Task → In full and without edits, write out the data that follows.

Interface dataset entries:
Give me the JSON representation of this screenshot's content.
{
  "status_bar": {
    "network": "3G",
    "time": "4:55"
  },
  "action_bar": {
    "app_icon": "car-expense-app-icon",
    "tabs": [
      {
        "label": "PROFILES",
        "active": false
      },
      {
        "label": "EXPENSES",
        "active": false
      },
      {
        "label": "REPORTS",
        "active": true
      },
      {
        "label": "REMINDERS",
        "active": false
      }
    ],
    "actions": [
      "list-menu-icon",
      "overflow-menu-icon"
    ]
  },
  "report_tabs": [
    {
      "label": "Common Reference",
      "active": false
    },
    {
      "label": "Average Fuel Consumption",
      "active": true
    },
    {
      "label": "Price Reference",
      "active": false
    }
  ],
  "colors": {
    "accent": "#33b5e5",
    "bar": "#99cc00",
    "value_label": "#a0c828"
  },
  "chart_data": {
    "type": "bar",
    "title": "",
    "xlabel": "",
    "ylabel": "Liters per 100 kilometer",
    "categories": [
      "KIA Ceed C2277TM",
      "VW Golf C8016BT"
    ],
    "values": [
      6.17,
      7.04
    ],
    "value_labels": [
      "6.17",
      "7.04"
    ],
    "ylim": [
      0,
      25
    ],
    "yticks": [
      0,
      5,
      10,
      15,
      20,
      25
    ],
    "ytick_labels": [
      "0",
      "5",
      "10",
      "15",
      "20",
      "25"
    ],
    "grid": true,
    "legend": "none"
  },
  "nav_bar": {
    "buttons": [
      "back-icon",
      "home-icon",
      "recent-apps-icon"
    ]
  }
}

Your solution →
Give me the JSON representation of this screenshot's content.
{
  "status_bar": {
    "network": "3G",
    "time": "4:55"
  },
  "action_bar": {
    "app_icon": "car-expense-app-icon",
    "tabs": [
      {
        "label": "PROFILES",
        "active": false
      },
      {
        "label": "EXPENSES",
        "active": false
      },
      {
        "label": "REPORTS",
        "active": true
      },
      {
        "label": "REMINDERS",
        "active": false
      }
    ],
    "actions": [
      "list-menu-icon",
      "overflow-menu-icon"
    ]
  },
  "report_tabs": [
    {
      "label": "Common Reference",
      "active": false
    },
    {
      "label": "Average Fuel Consumption",
      "active": true
    },
    {
      "label": "Price Reference",
      "active": false
    }
  ],
  "colors": {
    "accent": "#33b5e5",
    "bar": "#99cc00",
    "value_label": "#a0c828"
  },
  "chart_data": {
    "type": "bar",
    "title": "",
    "xlabel": "",
    "ylabel": "Liters per 100 kilometer",
    "categories": [
      "KIA Ceed C2277TM",
      "VW Golf C8016BT"
    ],
    "values": [
      6.17,
      7.04
    ],
    "value_labels": [
      "6.17",
      "7.04"
    ],
    "ylim": [
      0,
      25
    ],
    "yticks": [
      0,
      5,
      10,
      15,
      20,
      25
    ],
    "ytick_labels": [
      "0",
      "5",
      "10",
      "15",
      "20",
      "25"
    ],
    "grid": true,
    "legend": "none"
  },
  "nav_bar": {
    "buttons": [
      "back-icon",
      "home-icon",
      "recent-apps-icon"
    ]
  }
}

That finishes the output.